I personally keep a weekly to-do list in a notebook so I can cross off tasks as I go. I also keep an Excel spreadsheet with every project that I’m working on so my supervisor and I can see where I am at with everything.

I try to be organized with every aspect of my professional life. I created different folders on my computer to organize my projects and documents that I work on, I created different folders to organize my inbox, etc. Honestly, being organized is a must when it comes to being a great intern. Your life will be so much easier if everything is done on time and everything is easy to find. Everyone’s organization system is different, but find out what works for YOU and stick to it!

Being an intern is such a great experience and I’m honestly so happy that I got to do mine at such a great place. I had a great time and I hope my colleagues appreciated me as much as I appreciated them. If you have the opportunity to be an intern somewhere, do it!

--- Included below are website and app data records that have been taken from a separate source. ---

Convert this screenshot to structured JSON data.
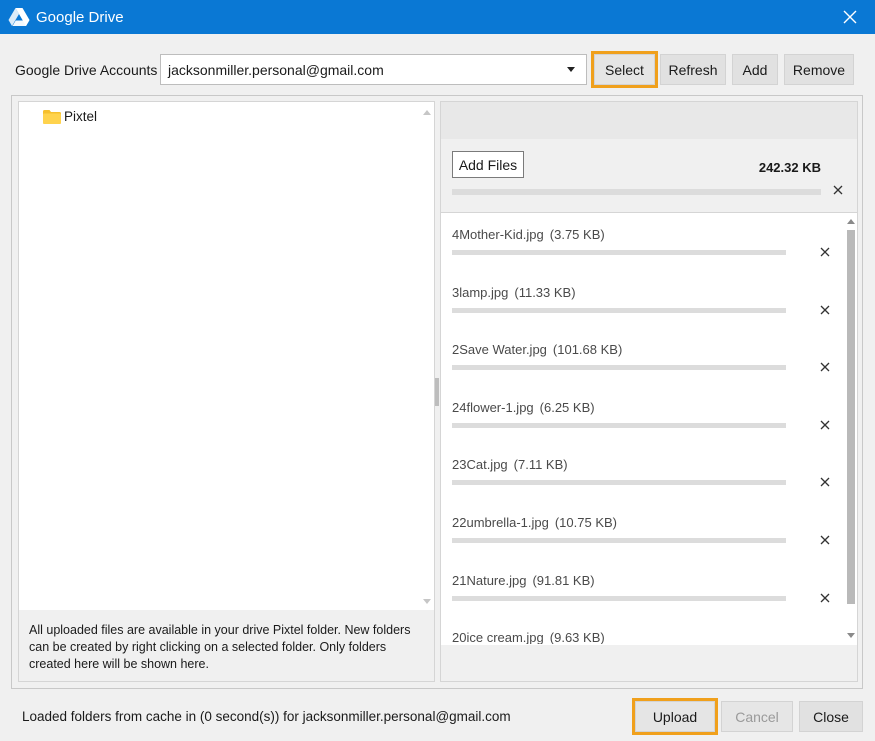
{
  "window": {
    "title": "Google Drive",
    "accent": "#0a78d4",
    "highlight": "#f0a01c"
  },
  "accounts": {
    "label": "Google Drive Accounts",
    "selected": "jacksonmiller.personal@gmail.com",
    "select_label": "Select",
    "refresh_label": "Refresh",
    "add_label": "Add",
    "remove_label": "Remove"
  },
  "tree": {
    "items": [
      {
        "label": "Pixtel",
        "icon": "folder-icon"
      }
    ]
  },
  "info": {
    "text": "All uploaded files are available in your drive Pixtel folder. New folders can be created by right clicking on a selected folder. Only folders created here will be shown here."
  },
  "upload_panel": {
    "add_files_label": "Add Files",
    "total_size": "242.32 KB",
    "total_progress": 0,
    "files": [
      {
        "name": "4Mother-Kid.jpg",
        "size": "(3.75 KB)",
        "progress": 0
      },
      {
        "name": "3lamp.jpg",
        "size": "(11.33 KB)",
        "progress": 0
      },
      {
        "name": "2Save Water.jpg",
        "size": "(101.68 KB)",
        "progress": 0
      },
      {
        "name": "24flower-1.jpg",
        "size": "(6.25 KB)",
        "progress": 0
      },
      {
        "name": "23Cat.jpg",
        "size": "(7.11 KB)",
        "progress": 0
      },
      {
        "name": "22umbrella-1.jpg",
        "size": "(10.75 KB)",
        "progress": 0
      },
      {
        "name": "21Nature.jpg",
        "size": "(91.81 KB)",
        "progress": 0
      },
      {
        "name": "20ice cream.jpg",
        "size": "(9.63 KB)",
        "progress": 0
      }
    ]
  },
  "footer": {
    "status": "Loaded folders from cache in (0 second(s)) for jacksonmiller.personal@gmail.com",
    "upload_label": "Upload",
    "cancel_label": "Cancel",
    "close_label": "Close"
  }
}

Have you ever had an internship? What are your tips to being a great intern?


  • Girl, the ask questions thing is so relateable and on point!
    My first internship fresh out of college I was SO shy (I mean, I still am kind of) and hated asking questions. I didn’t want people to think I was just “some dumb intern” but not asking questions can actually lead to much worse if a situation snowballs.
    These are such great tips for anyone who’s just starting out in the professional field. I definitely could have used these back in the day.


    • Girl, I can relate to you so much! I am super shy too, and I didn’t want to see like some “dumb intern” either. I would sometime sit for hours at my cubicle, waiting for the right moment to ask the question. Waiting meant that I couldn’t continue working on whatever task I had, because I needed an answer for my question. Eventually, I had to get over myself and stop waiting for people to come to me. If I wanted something, I had to go to THEM. Because there was no way for them to know that I had a question! So I couldn’t wait for them to magically appear and give me the answer I needed.

      I’m glad you enjoyed the post, thanks for reading Darrian!

  • This is great! I’ve been interning full-time this summer (and every summer since I was a freshman!) and I’ve noticed that taking initiative and speaking up makes such a difference! When I was a freshman intern I BARELY SAID A WORD to my editor and I so regret it! I was too shy and quiet but now I love making genuine connections with the people I work with and proving to them I can handle a lot! We make inside jokes and discuss tasks and the news and stuff, it’s lovely. I always struggle with not biting off more than I can chew…Saying no is definitely hard, but that’s a wonderful tip to include.
    paige / eyeliner wings & pretty things

    • I totally agree with you! When I first started my internship, I barely said a work to my supervisor and my colleagues, and if my internship had been shorter I know I would have regretted it. Thankfully, I got out of my shell and started to talk them! Now I feel like they are my friends, which makes the work environment so much better. 🙂 I agree that saying no is really hard. It’s something that I still struggle with, but I think it’s really important if you want to be able to do a great job! You can’t be everywhere and do everything while still doing your best work. That’s just not possible. We need to focus on what really matters!

  • This is an awesome guide! I’ve been a full time intern this entire summer and I completely agree with your suggestion to ask tons of questions! I was afraid I would be bothering everyone by asking lots of questions, but your supervisor and coworkers WANT you to ask questions. The whole point is to learn and gain experience! Great post and I wish I had seen this before the summer began 🙂

    Hannah /

    • Girl, same! I felt like I was bothering everyone, but, as you said, your supervisor and coworkers WANT you to ask questions! How are you supposed to learn if you’re too afraid to ask questions? I hope you had a great time at your internship!